Resolved that the Wirral & Cheshire West and Chester Joint Health Scrutiny Committee:
1) notes the outcome of the consultation undertaken by Wirral CCG on the options for the development of an urgent care centre and in doing so re- iterates its concern that the consultation:
a) was too limited in scope and failed to offer an appropriate choice of options, focusing instead on the details of a decision that had already been made; and
b) did not examine in sufficient depth the transport and access implications of the options which were consistently raised as one of the primary concerns of the public, especially those who have to rely on public transport;
2) urges the Wirral CCG Governance Board to ensure that the model of service which they are minded to approve:

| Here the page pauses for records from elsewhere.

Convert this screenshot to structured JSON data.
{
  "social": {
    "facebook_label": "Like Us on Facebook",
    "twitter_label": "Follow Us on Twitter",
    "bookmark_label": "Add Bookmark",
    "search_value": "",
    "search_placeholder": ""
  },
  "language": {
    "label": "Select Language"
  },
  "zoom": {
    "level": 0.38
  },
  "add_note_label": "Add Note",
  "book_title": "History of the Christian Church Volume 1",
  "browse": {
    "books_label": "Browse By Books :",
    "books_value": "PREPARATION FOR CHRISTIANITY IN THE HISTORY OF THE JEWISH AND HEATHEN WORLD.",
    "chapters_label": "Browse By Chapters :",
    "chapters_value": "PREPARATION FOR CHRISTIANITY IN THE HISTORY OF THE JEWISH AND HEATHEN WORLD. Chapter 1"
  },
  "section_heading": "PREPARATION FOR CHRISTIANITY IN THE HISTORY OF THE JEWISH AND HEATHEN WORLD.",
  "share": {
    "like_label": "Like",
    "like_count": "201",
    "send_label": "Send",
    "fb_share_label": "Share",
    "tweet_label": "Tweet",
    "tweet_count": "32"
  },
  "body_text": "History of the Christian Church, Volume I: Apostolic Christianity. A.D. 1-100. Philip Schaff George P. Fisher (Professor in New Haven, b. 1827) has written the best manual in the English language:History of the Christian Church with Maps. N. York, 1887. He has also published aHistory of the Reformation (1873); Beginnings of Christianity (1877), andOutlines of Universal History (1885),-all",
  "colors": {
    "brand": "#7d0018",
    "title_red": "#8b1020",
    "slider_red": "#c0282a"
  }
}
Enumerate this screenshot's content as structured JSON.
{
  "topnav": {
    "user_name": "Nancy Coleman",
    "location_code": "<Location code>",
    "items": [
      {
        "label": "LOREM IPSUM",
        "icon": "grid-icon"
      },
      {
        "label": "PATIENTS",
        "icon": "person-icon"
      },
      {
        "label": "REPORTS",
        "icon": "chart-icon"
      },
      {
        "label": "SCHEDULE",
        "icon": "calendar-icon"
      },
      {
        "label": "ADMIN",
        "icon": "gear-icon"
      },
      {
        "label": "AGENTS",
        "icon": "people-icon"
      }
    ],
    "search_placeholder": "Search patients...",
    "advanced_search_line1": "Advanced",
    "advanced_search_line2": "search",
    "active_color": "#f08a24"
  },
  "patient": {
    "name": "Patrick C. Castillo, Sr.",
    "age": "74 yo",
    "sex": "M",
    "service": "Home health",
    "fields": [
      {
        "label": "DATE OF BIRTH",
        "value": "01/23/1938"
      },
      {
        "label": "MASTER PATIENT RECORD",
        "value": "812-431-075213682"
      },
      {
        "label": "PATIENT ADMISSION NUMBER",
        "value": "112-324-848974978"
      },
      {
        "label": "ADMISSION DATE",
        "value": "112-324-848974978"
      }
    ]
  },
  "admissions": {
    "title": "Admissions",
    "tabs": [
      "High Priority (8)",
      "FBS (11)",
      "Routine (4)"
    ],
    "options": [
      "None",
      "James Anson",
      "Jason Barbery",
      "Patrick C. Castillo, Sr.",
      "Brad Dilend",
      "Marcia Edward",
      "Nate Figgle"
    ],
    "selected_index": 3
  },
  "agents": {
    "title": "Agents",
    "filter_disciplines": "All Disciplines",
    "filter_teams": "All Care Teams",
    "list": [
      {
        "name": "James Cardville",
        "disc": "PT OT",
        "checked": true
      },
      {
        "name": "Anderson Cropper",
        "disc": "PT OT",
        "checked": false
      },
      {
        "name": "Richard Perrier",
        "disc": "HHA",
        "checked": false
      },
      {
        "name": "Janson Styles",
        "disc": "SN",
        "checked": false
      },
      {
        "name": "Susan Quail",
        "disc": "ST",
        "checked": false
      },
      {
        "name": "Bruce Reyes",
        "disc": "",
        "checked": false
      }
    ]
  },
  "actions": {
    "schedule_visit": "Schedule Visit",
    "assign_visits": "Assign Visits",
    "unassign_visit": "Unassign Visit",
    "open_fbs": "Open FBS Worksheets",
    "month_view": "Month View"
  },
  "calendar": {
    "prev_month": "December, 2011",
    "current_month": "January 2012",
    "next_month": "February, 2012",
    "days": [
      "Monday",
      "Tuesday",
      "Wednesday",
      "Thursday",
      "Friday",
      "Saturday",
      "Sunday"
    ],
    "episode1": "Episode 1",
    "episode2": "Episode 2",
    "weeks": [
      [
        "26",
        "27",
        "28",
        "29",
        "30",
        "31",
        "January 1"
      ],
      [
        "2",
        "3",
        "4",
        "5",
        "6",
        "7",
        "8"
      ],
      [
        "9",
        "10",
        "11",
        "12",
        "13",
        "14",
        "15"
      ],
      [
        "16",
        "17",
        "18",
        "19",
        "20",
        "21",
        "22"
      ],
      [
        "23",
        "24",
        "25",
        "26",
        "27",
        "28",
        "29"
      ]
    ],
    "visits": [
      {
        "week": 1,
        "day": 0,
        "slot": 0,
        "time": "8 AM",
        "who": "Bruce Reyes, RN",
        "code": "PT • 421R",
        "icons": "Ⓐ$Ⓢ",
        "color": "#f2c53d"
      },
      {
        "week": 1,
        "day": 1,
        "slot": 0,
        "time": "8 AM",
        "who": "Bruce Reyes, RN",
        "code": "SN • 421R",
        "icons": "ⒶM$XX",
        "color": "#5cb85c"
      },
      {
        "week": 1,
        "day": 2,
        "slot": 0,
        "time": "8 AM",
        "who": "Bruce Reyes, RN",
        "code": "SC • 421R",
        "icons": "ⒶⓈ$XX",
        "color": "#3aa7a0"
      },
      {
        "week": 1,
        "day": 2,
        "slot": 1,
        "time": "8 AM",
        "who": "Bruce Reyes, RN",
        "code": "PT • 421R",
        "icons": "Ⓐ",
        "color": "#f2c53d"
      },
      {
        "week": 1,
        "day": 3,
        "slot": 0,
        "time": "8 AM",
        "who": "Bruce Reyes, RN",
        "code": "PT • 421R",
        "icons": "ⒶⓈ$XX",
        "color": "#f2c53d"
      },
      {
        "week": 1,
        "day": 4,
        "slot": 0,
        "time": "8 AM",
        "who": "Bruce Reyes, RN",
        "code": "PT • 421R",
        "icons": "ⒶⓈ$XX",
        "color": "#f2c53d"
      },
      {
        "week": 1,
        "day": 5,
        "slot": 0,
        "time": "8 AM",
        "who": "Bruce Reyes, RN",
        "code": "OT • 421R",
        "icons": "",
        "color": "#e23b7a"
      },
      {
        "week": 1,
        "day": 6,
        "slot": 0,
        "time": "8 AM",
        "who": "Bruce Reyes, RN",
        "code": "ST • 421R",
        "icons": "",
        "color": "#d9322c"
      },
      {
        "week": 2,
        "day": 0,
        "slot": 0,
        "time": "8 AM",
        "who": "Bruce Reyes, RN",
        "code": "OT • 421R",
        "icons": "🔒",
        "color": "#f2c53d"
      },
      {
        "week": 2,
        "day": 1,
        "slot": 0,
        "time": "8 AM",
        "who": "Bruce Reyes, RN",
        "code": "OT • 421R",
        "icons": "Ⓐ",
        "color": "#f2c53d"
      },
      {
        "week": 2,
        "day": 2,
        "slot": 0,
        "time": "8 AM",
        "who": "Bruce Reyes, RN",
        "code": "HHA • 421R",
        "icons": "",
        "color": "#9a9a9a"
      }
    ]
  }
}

a) demonstrates clearly how it has been shaped by the many comments and contributions made as part of the consultation process, especially the 45,000 signatures accruing on petitions which support the continuation of the existing all age walk in centres;
b) shows clearly how a centralised UTC service is better than the current system at fulfilling the principle which the CCG itself has emphasised in that services must be local and accessible;

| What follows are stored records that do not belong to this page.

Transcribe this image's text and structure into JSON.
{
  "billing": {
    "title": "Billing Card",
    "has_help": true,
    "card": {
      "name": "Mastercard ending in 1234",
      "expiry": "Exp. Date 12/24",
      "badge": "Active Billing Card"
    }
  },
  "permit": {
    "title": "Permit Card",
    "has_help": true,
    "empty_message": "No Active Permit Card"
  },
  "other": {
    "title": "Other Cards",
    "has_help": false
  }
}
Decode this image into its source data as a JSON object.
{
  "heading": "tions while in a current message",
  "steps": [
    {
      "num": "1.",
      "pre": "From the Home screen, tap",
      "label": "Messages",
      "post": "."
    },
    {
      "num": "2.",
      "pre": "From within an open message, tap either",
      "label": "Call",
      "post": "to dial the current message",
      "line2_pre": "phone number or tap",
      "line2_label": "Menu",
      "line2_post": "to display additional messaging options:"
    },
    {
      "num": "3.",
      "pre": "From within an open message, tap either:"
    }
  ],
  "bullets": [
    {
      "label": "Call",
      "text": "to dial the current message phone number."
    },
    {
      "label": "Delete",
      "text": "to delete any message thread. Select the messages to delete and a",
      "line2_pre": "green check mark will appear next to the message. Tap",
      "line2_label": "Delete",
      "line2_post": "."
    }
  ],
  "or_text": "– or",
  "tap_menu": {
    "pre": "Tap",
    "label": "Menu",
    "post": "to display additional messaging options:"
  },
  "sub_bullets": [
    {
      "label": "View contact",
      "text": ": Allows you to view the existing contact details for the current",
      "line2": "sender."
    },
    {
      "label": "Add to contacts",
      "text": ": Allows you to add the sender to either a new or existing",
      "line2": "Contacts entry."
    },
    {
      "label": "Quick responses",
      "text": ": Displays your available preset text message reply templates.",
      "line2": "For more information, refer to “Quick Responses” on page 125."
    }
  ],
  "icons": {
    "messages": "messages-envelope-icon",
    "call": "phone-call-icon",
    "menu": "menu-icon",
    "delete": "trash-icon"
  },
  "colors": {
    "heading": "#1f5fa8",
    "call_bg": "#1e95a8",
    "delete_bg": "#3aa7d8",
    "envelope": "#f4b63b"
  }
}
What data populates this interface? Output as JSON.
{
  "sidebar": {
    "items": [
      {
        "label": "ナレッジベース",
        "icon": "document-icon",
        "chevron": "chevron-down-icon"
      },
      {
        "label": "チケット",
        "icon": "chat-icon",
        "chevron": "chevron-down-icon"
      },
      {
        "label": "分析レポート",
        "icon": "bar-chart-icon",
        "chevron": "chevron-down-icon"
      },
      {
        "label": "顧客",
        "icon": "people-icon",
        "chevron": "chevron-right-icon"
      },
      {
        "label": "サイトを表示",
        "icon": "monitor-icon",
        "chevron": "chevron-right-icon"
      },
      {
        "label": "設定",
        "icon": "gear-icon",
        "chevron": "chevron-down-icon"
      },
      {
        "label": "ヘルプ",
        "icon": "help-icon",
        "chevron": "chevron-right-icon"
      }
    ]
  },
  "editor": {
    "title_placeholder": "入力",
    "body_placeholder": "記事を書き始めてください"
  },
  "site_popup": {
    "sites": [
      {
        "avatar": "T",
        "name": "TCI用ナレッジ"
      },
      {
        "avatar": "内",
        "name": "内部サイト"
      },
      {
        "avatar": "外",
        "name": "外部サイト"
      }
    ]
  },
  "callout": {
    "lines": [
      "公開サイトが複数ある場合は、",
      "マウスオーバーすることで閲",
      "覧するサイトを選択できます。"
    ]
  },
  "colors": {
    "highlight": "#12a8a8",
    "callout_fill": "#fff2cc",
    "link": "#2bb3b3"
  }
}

c) provides evidence to ensure that the new model of service is based firmly on inclusivity and has the health and wellbeing of the most vulnerable and disadvantaged communities at its heart, particularly where people may be isolated due to age, frailty or geography;
d) will not be seen as a stepping stone to further centralisation once the Urgent Treatment Centre has been established;
e) has a very clear plan which will show in detail how the extended GP hours which are a key part of the proposals will be provided, including replacement for retiring GPs, meeting additional demand through, for example an ageing population and additional extensive housing developments and the provision of GP out of hours services;
3) is disappointed that at this late stage there has still been no formal opportunity to discuss the physical proposals and accordingly requests that the CCG takes no decision to implement the proposals until the Committee has received and considered the full transformation business case , such consideration to have due regard to the points made in 2) above;
4) the Wirral CCG be requested to attend a further meeting of this joint Committee as soon as practicable after the Governing Board meeting on 9 July, such meeting to receive clear information about:
a) the exact nature of the decision the Board has made;
b) what the decision means in practice including the opening and closure of any facilities and the timescale for putting the service changes into effect; and
c) the plans for communicating any service changes to the public and how the new system will avoid the current level of confusion identified as a key reason for the change.
- Wirral UC Transformation report Joint OSC 01.07.19 FINAL (3), item 8. PDF 479 KB
- Wirral Urgent Care Report - FINAL - RATIFIED 171218, item 8. PDF 886 KB
- HITCH_Urgent Care Review & Consultation Report April 2019, item 8. PDF 6 MB
- Joint OSC Slides_01.07.19_v2, item 8. PDF 897 KB